[Start of Attachment]

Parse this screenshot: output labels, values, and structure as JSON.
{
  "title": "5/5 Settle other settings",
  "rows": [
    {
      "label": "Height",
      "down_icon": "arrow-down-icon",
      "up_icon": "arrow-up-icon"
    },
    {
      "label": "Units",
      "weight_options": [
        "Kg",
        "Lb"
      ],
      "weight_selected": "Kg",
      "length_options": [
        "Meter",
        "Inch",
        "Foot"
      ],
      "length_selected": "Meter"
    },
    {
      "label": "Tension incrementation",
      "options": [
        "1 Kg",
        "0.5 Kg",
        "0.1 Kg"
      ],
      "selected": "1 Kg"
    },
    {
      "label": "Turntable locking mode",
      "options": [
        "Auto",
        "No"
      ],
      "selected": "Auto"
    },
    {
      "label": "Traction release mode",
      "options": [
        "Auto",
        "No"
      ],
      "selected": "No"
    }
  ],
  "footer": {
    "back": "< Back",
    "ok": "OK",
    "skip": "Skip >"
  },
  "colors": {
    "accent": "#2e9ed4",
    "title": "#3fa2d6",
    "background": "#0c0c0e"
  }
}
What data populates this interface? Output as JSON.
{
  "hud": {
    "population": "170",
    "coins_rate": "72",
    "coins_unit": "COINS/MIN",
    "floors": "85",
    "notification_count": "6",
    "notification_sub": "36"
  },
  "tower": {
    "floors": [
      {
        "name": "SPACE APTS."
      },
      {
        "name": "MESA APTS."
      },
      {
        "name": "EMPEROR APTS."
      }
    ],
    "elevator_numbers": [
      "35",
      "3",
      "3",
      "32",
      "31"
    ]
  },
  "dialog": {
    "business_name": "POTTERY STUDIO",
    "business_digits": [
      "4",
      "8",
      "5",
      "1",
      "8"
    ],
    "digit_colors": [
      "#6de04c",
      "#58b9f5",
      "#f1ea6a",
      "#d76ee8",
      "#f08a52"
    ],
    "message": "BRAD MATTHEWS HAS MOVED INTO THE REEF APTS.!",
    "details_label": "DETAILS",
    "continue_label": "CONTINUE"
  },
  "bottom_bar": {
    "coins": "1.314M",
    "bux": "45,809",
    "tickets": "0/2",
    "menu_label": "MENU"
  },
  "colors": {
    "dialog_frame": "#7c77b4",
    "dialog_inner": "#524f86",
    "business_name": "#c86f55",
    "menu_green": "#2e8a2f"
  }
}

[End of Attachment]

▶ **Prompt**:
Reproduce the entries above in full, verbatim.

▶ **Output below**:
Parse this screenshot: output labels, values, and structure as JSON.
{
  "title": "5/5 Settle other settings",
  "rows": [
    {
      "label": "Height",
      "down_icon": "arrow-down-icon",
      "up_icon": "arrow-up-icon"
    },
    {
      "label": "Units",
      "weight_options": [
        "Kg",
        "Lb"
      ],
      "weight_selected": "Kg",
      "length_options": [
        "Meter",
        "Inch",
        "Foot"
      ],
      "length_selected": "Meter"
    },
    {
      "label": "Tension incrementation",
      "options": [
        "1 Kg",
        "0.5 Kg",
        "0.1 Kg"
      ],
      "selected": "1 Kg"
    },
    {
      "label": "Turntable locking mode",
      "options": [
        "Auto",
        "No"
      ],
      "selected": "Auto"
    },
    {
      "label": "Traction release mode",
      "options": [
        "Auto",
        "No"
      ],
      "selected": "No"
    }
  ],
  "footer": {
    "back": "< Back",
    "ok": "OK",
    "skip": "Skip >"
  },
  "colors": {
    "accent": "#2e9ed4",
    "title": "#3fa2d6",
    "background": "#0c0c0e"
  }
}
What data populates this interface? Output as JSON.
{
  "hud": {
    "population": "170",
    "coins_rate": "72",
    "coins_unit": "COINS/MIN",
    "floors": "85",
    "notification_count": "6",
    "notification_sub": "36"
  },
  "tower": {
    "floors": [
      {
        "name": "SPACE APTS."
      },
      {
        "name": "MESA APTS."
      },
      {
        "name": "EMPEROR APTS."
      }
    ],
    "elevator_numbers": [
      "35",
      "3",
      "3",
      "32",
      "31"
    ]
  },
  "dialog": {
    "business_name": "POTTERY STUDIO",
    "business_digits": [
      "4",
      "8",
      "5",
      "1",
      "8"
    ],
    "digit_colors": [
      "#6de04c",
      "#58b9f5",
      "#f1ea6a",
      "#d76ee8",
      "#f08a52"
    ],
    "message": "BRAD MATTHEWS HAS MOVED INTO THE REEF APTS.!",
    "details_label": "DETAILS",
    "continue_label": "CONTINUE"
  },
  "bottom_bar": {
    "coins": "1.314M",
    "bux": "45,809",
    "tickets": "0/2",
    "menu_label": "MENU"
  },
  "colors": {
    "dialog_frame": "#7c77b4",
    "dialog_inner": "#524f86",
    "business_name": "#c86f55",
    "menu_green": "#2e8a2f"
  }
}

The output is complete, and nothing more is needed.